(Data records for software interfaces)
Start of Block

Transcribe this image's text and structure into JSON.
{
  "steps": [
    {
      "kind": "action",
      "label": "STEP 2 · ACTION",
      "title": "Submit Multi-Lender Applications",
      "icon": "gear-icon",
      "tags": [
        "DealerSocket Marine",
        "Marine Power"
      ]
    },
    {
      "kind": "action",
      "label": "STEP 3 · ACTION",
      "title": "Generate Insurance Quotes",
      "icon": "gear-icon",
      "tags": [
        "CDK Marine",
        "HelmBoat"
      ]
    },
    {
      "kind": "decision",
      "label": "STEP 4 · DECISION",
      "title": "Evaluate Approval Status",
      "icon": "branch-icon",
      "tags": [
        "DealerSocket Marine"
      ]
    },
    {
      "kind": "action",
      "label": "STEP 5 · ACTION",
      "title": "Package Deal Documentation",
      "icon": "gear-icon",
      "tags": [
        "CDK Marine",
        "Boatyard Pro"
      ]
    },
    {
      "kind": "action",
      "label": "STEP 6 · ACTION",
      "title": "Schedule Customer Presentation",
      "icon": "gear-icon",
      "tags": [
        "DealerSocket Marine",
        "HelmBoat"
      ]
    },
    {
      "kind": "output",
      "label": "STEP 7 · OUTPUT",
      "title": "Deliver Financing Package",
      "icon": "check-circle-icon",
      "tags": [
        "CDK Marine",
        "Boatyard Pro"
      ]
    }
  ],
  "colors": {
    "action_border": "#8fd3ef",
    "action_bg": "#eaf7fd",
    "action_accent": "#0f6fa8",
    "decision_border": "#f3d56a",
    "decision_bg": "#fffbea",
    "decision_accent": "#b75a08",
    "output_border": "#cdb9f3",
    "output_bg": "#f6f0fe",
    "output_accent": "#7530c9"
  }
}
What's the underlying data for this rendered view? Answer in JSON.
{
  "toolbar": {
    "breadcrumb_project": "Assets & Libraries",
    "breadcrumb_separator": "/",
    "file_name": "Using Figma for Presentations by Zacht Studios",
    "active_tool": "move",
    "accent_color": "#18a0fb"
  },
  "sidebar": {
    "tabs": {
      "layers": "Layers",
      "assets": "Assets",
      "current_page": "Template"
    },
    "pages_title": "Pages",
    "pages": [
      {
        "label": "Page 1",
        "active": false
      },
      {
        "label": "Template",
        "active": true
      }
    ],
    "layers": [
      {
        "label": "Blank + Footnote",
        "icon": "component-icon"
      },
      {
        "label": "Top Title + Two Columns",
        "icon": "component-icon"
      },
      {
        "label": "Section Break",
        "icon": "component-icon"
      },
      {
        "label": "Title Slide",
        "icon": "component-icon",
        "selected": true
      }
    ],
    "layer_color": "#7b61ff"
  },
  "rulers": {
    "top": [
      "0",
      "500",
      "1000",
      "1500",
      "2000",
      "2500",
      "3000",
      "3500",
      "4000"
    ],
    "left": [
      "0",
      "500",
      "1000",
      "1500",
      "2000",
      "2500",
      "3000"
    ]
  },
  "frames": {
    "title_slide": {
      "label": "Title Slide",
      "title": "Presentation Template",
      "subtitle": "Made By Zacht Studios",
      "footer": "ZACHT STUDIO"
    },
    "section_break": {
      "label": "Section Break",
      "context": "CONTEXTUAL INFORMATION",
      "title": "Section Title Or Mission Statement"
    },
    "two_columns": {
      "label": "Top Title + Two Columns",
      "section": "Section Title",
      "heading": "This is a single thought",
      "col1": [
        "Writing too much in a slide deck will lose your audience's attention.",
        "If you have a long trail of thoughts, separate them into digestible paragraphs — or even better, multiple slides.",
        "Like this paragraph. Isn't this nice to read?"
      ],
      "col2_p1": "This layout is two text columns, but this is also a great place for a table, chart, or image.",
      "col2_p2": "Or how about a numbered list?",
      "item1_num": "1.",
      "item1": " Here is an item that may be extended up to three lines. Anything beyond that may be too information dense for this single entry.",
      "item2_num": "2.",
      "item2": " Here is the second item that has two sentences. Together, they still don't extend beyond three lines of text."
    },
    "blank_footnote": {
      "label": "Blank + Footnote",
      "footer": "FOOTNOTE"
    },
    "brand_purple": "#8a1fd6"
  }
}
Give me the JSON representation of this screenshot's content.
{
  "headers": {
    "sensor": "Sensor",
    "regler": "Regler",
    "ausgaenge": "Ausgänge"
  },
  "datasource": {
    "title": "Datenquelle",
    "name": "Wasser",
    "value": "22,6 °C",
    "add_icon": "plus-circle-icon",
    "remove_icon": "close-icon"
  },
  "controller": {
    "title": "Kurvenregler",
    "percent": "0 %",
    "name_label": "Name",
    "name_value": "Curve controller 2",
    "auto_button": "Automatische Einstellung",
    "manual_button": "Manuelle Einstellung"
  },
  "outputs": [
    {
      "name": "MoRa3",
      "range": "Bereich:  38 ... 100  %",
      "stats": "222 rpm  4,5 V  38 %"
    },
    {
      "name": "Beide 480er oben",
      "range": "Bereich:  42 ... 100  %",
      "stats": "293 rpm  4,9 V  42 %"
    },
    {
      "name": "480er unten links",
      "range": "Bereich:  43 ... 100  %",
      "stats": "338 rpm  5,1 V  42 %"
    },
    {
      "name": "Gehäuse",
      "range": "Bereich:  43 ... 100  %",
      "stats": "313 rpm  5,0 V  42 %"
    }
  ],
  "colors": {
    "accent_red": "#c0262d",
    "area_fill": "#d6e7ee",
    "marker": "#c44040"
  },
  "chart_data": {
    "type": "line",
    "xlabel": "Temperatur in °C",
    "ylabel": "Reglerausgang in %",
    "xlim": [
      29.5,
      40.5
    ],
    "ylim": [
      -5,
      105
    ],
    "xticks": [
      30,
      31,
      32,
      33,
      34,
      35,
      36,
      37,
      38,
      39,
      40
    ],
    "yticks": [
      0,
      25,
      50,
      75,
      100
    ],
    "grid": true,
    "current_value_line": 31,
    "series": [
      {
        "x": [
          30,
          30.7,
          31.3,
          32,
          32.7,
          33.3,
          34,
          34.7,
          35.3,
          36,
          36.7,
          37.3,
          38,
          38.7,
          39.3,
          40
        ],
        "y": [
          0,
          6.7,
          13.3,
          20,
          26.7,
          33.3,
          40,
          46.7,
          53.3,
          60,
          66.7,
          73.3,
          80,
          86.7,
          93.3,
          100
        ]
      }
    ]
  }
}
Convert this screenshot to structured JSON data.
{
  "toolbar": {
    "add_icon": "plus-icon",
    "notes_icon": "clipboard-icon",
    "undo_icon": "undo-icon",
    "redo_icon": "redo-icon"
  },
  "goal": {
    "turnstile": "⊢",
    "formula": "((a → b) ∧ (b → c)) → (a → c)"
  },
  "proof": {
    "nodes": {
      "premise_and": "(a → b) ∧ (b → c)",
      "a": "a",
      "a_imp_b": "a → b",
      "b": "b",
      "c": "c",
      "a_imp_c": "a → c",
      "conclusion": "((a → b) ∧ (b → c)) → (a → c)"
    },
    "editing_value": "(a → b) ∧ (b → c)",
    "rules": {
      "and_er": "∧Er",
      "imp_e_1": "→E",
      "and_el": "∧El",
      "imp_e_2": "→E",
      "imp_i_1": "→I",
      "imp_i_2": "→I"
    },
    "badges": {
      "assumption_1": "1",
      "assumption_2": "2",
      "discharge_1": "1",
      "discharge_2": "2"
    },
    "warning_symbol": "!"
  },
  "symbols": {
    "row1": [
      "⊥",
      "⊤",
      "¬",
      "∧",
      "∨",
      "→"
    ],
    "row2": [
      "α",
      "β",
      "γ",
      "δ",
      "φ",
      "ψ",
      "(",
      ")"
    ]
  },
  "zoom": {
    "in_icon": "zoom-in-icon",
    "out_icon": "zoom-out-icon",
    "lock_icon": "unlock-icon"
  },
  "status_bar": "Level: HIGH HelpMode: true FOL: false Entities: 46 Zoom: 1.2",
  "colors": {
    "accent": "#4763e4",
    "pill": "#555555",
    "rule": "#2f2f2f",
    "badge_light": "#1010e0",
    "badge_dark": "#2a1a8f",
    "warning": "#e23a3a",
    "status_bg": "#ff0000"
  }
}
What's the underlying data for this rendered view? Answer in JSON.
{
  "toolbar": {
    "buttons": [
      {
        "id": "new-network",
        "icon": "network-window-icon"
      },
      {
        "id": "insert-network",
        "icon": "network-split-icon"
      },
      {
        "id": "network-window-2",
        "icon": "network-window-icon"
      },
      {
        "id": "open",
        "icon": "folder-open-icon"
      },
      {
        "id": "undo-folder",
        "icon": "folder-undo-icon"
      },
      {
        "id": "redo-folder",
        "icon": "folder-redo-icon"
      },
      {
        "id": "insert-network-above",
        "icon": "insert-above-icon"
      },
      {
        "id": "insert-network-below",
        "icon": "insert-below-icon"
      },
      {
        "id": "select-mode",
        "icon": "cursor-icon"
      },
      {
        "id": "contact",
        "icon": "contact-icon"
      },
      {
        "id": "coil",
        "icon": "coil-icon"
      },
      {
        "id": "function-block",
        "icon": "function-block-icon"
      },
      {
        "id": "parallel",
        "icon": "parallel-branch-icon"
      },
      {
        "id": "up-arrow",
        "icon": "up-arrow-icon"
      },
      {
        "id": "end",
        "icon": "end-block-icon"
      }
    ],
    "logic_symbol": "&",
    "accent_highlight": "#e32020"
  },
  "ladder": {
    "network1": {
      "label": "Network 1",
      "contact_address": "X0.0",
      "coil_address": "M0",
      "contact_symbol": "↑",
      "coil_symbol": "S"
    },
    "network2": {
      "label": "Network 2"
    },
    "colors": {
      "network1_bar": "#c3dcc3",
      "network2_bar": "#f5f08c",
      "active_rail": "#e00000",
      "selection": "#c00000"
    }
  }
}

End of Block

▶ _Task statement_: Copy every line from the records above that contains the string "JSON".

▶ _Written response_:
Transcribe this image's text and structure into JSON.
What's the underlying data for this rendered view? Answer in JSON.
Give me the JSON representation of this screenshot's content.
Convert this screenshot to structured JSON data.
What's the underlying data for this rendered view? Answer in JSON.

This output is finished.